***** Recorded data

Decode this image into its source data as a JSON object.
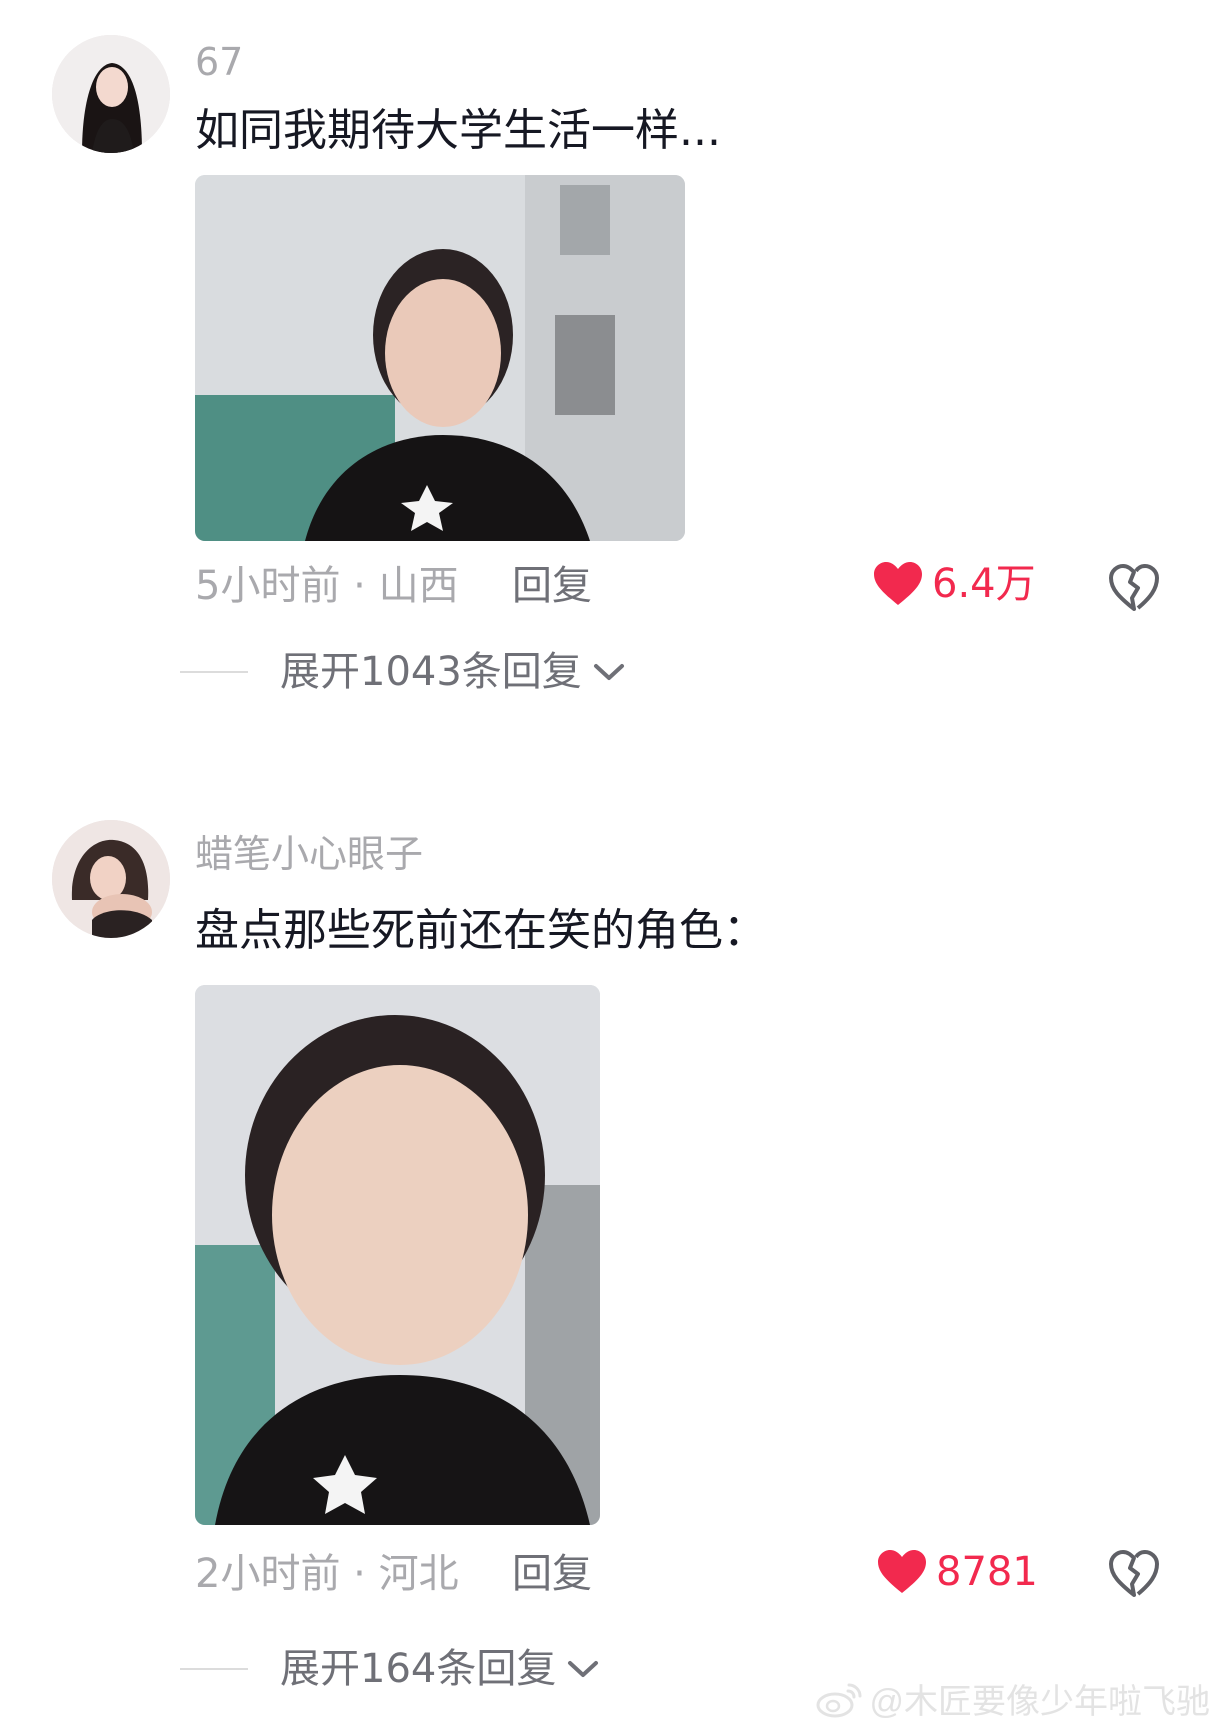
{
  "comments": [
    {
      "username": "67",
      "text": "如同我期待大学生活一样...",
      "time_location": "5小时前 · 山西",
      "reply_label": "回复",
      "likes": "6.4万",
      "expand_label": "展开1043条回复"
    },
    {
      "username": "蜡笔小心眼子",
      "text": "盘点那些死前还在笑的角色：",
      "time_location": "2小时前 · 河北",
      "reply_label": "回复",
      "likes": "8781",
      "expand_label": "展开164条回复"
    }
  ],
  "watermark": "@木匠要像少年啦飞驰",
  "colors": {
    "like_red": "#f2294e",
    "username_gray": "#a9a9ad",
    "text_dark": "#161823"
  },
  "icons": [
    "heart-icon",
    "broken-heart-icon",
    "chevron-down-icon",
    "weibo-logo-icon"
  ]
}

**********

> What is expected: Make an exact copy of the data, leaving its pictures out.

> Written solution:
Decode this image into its source data as a JSON object.
{
  "comments": [
    {
      "username": "67",
      "text": "如同我期待大学生活一样...",
      "time_location": "5小时前 · 山西",
      "reply_label": "回复",
      "likes": "6.4万",
      "expand_label": "展开1043条回复"
    },
    {
      "username": "蜡笔小心眼子",
      "text": "盘点那些死前还在笑的角色：",
      "time_location": "2小时前 · 河北",
      "reply_label": "回复",
      "likes": "8781",
      "expand_label": "展开164条回复"
    }
  ],
  "watermark": "@木匠要像少年啦飞驰",
  "colors": {
    "like_red": "#f2294e",
    "username_gray": "#a9a9ad",
    "text_dark": "#161823"
  },
  "icons": [
    "heart-icon",
    "broken-heart-icon",
    "chevron-down-icon",
    "weibo-logo-icon"
  ]
}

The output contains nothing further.